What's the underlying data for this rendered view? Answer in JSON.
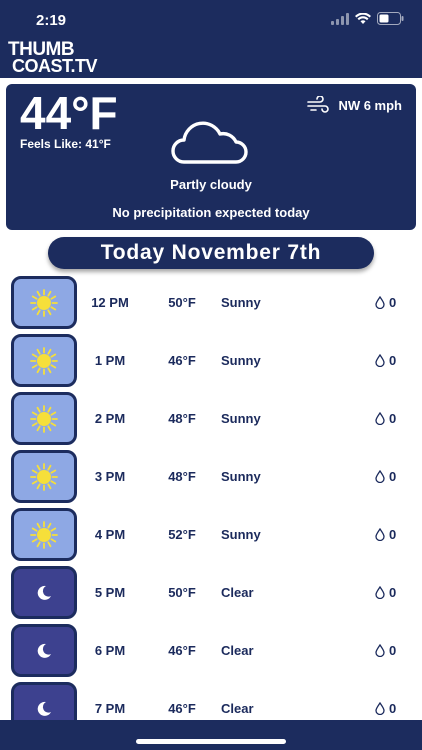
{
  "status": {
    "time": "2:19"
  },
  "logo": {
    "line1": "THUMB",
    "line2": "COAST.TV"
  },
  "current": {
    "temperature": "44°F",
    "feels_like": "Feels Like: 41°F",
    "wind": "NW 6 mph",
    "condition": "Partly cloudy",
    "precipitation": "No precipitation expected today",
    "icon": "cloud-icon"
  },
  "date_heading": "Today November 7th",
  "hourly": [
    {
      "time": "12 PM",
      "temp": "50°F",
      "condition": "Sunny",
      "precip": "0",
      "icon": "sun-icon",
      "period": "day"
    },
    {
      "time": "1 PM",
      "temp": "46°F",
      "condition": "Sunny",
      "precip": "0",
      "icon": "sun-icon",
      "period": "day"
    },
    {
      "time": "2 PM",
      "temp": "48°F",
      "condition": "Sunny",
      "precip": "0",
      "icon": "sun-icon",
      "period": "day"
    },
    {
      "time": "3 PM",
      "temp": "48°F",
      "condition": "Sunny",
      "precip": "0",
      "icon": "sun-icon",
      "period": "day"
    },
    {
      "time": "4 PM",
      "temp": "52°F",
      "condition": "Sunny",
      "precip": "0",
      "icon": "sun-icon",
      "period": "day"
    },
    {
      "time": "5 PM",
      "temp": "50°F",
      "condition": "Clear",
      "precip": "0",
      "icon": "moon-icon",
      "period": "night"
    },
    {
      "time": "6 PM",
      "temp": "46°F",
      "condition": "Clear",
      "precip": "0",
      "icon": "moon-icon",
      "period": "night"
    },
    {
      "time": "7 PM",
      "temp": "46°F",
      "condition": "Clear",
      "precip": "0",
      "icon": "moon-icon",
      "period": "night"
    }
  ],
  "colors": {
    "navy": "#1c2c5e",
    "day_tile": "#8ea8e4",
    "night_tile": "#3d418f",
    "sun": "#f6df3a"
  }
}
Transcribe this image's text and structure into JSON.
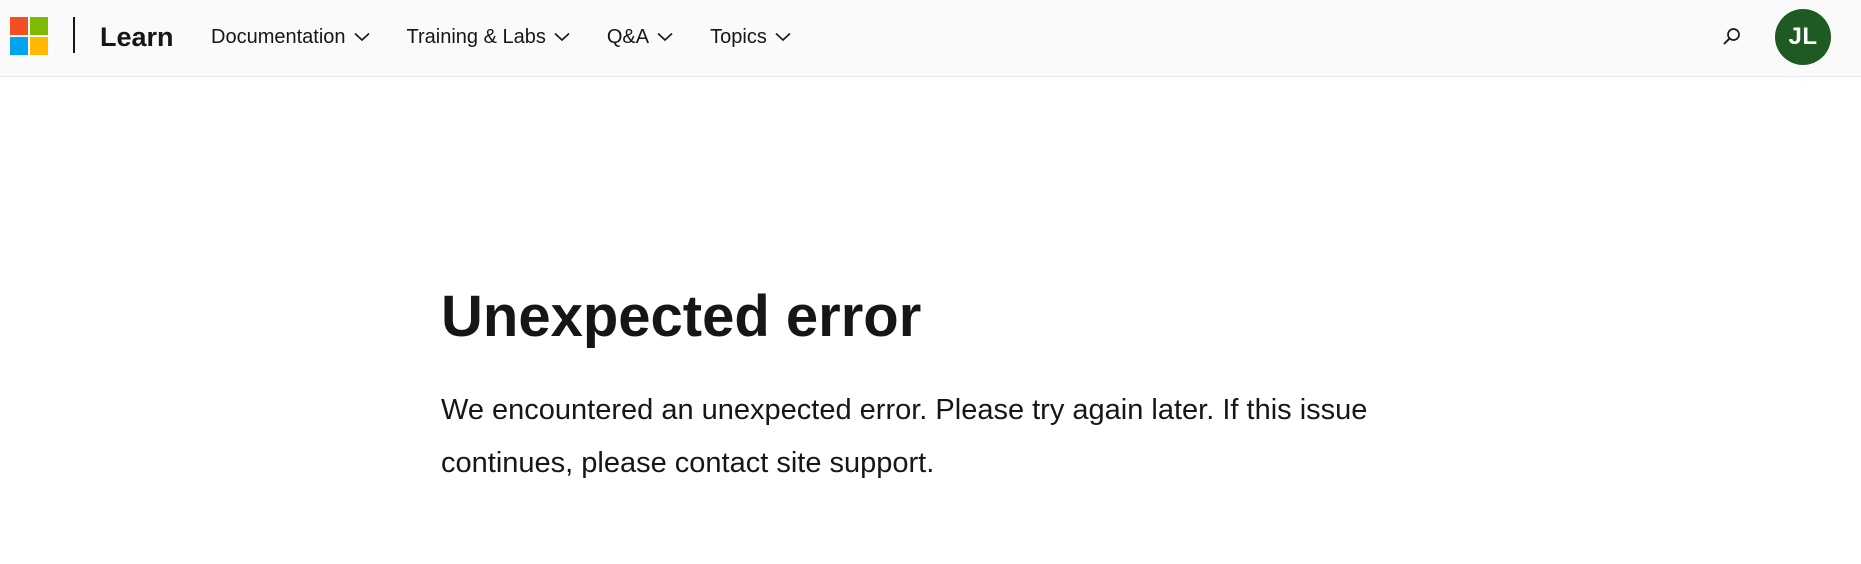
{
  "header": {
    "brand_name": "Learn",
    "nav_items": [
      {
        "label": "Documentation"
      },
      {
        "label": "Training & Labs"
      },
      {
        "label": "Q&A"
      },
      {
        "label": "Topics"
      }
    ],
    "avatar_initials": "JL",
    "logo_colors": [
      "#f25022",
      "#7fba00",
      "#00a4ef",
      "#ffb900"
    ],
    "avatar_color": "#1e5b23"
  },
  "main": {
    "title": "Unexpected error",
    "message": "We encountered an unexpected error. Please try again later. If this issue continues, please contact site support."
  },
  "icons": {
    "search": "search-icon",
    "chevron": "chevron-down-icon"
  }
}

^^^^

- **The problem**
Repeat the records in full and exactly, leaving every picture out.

- **Response box**
What's the underlying data for this rendered view? Answer in JSON.
{
  "status": {
    "time": "2:19"
  },
  "logo": {
    "line1": "THUMB",
    "line2": "COAST.TV"
  },
  "current": {
    "temperature": "44°F",
    "feels_like": "Feels Like: 41°F",
    "wind": "NW 6 mph",
    "condition": "Partly cloudy",
    "precipitation": "No precipitation expected today",
    "icon": "cloud-icon"
  },
  "date_heading": "Today November 7th",
  "hourly": [
    {
      "time": "12 PM",
      "temp": "50°F",
      "condition": "Sunny",
      "precip": "0",
      "icon": "sun-icon",
      "period": "day"
    },
    {
      "time": "1 PM",
      "temp": "46°F",
      "condition": "Sunny",
      "precip": "0",
      "icon": "sun-icon",
      "period": "day"
    },
    {
      "time": "2 PM",
      "temp": "48°F",
      "condition": "Sunny",
      "precip": "0",
      "icon": "sun-icon",
      "period": "day"
    },
    {
      "time": "3 PM",
      "temp": "48°F",
      "condition": "Sunny",
      "precip": "0",
      "icon": "sun-icon",
      "period": "day"
    },
    {
      "time": "4 PM",
      "temp": "52°F",
      "condition": "Sunny",
      "precip": "0",
      "icon": "sun-icon",
      "period": "day"
    },
    {
      "time": "5 PM",
      "temp": "50°F",
      "condition": "Clear",
      "precip": "0",
      "icon": "moon-icon",
      "period": "night"
    },
    {
      "time": "6 PM",
      "temp": "46°F",
      "condition": "Clear",
      "precip": "0",
      "icon": "moon-icon",
      "period": "night"
    },
    {
      "time": "7 PM",
      "temp": "46°F",
      "condition": "Clear",
      "precip": "0",
      "icon": "moon-icon",
      "period": "night"
    }
  ],
  "colors": {
    "navy": "#1c2c5e",
    "day_tile": "#8ea8e4",
    "night_tile": "#3d418f",
    "sun": "#f6df3a"
  }
}
Transcribe this image's text and structure into JSON.
{
  "header": {
    "brand_name": "Learn",
    "nav_items": [
      {
        "label": "Documentation"
      },
      {
        "label": "Training & Labs"
      },
      {
        "label": "Q&A"
      },
      {
        "label": "Topics"
      }
    ],
    "avatar_initials": "JL",
    "logo_colors": [
      "#f25022",
      "#7fba00",
      "#00a4ef",
      "#ffb900"
    ],
    "avatar_color": "#1e5b23"
  },
  "main": {
    "title": "Unexpected error",
    "message": "We encountered an unexpected error. Please try again later. If this issue continues, please contact site support."
  },
  "icons": {
    "search": "search-icon",
    "chevron": "chevron-down-icon"
  }
}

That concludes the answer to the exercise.